La Pedrera was the final residential building that the Catalan architect took on, a commission from the wealthy Milà family. It polarised opinion when it opened in 1912; people either hated it or really hated it. But since then, it has become much-loved – and visited. Night tours strip away the crowds, enabling small groups to linger in the Milàs’ recreated apartment and admire design flourishes, such as ceilings in which trees have seemingly taken root. Out on the roof, the embers of the day start to cool. A whisper of a breeze carries the occasional sound from the Passeig de Gràcia below, but otherwise all is quiet.

In the lobby of Hotel Majestic, a woman clutching a Chihuahua hails a bellboy with her eyebrows. Staff buzz about, obsequious. Up on the 10th floor, things are altogether less stuffy. Bathers absorb rays and cocktails around the pool, while smiling waitresses attend to those marooned in the deep sofas. There are reminders of the rarified atmosphere – an unspeakably expensive bottle of Rémy Martin Louis XIII Cognac is barely out of place on the drinks menu – but, as long as you’re happy to pay a little more for your rosé, a slice of the high life can be yours. It’s an appropriate democratisation. The tale of Barcelona is very much one of its rooftops. Meagre rain keeps them flat; the constant battle for space keeps them busy.
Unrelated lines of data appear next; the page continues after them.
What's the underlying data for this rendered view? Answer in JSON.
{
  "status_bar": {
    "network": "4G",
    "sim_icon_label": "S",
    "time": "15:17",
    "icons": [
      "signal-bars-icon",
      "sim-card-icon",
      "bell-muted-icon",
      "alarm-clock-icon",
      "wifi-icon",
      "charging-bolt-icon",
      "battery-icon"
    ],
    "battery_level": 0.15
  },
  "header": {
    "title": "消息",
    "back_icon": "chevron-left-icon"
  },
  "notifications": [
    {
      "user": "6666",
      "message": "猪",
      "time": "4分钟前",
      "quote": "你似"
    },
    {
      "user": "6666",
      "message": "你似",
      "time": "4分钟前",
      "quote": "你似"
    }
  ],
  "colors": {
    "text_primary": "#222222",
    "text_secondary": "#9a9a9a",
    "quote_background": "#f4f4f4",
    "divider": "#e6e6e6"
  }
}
A few blocks west of the Majestic is Hotel Pulitzer’s rooftop oasis, its wood furniture, trellises and pot plants bringing to mind a Home Counties garden. Here, a bow-tied waiter serves a bottle of white to a group of friends, as cool jazz swirls around the deck.

Inside the Museu de la Xocolata’s classroom, a group of visitors in chef’s hats are playing with industrial quantities of chocolate. Littering the worktops are strawberries, lollipops and moulds oozing with silky molten goo. These short classes offer a hands-on appreciation of the versatility of chocolate; next door, in a temperature-controlled exhibition space, it’s a case of look but don’t touch. Everything from La Sagrada Família to the Terracotta Warriors has been immortalised in chocolate as intricate artworks that are a testament to the skill (and self-denial) of their creator.

Fly over Barcelona, gawk at a human tower, eat homemade tapas… Find out how to make it happen in Lonely Planet Magazine India’s March 2017 issue. Pick up a copy from your newsstand or click to subscribe via Zinio or Magzter.